Frank Salomon’s Native Lords of Quito in the Age of the Incas (1985) is still the most complete ethnohistory of the Ecuadorian Andes in English. Making extensive use of indigenous legal documents from the early colonial period, Salomon focuses on what is today the city of Quito and the Los Chillos valley, as well as some discussion about pre-Incan societies in the northern Andes, like the Cayambe and Carangue.
Salomon argued that Andean communities in this region used trade networks operated by traveling merchants, known as mindalae, to procure what they couldn’t produce locally. Salomon believed Quito was likely a market location, known as a tianquez.
At the time, this challenged the predominant theory of the Andean vertical archipelago as conceptualized by John Murra, in which communities were thought to have built their own agricultural colonies, known as mitma, in different climactic zones across the vertical landscape to produce everything they needed. Goods were shared among members of a community, known as an ayllu, and their leaders, known as kurakas, in a complex network of reciprocal exchange.
Salomon argues that while the Incan conquest represented a major shift in regional society, its relatively short duration of about three decades was not enough to leave an overwhelming footprint on local culture.
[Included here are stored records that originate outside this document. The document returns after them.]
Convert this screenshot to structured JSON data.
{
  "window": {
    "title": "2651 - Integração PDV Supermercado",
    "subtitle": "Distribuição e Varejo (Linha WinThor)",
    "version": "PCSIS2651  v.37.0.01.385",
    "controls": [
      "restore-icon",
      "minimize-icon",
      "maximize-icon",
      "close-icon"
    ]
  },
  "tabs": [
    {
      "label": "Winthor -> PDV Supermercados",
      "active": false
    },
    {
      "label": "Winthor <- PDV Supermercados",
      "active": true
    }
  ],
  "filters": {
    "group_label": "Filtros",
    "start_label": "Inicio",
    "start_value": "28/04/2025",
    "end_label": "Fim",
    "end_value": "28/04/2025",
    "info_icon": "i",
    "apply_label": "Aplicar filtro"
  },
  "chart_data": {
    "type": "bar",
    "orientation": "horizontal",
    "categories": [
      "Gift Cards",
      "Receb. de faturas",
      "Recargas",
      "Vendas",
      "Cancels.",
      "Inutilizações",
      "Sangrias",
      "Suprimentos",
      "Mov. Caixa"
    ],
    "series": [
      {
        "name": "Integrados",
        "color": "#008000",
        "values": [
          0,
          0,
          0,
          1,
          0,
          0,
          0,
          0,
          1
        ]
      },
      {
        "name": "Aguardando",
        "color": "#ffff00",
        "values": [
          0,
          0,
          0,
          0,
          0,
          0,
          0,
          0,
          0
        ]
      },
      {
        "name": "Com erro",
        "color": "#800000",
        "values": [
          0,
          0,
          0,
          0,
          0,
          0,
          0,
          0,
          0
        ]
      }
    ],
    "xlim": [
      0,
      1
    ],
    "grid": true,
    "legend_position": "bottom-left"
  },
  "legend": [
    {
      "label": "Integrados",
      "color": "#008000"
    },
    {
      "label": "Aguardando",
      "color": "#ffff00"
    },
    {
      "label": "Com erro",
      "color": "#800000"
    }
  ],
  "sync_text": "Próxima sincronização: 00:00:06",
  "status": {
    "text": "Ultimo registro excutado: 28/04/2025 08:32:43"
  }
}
However, by the seventeenth century, even the chaos of the Incan period could evoke nostalgia, he says, a testament to the brutal conditions of life for indigenous communities in the colonial Andes.
By N. H. Gill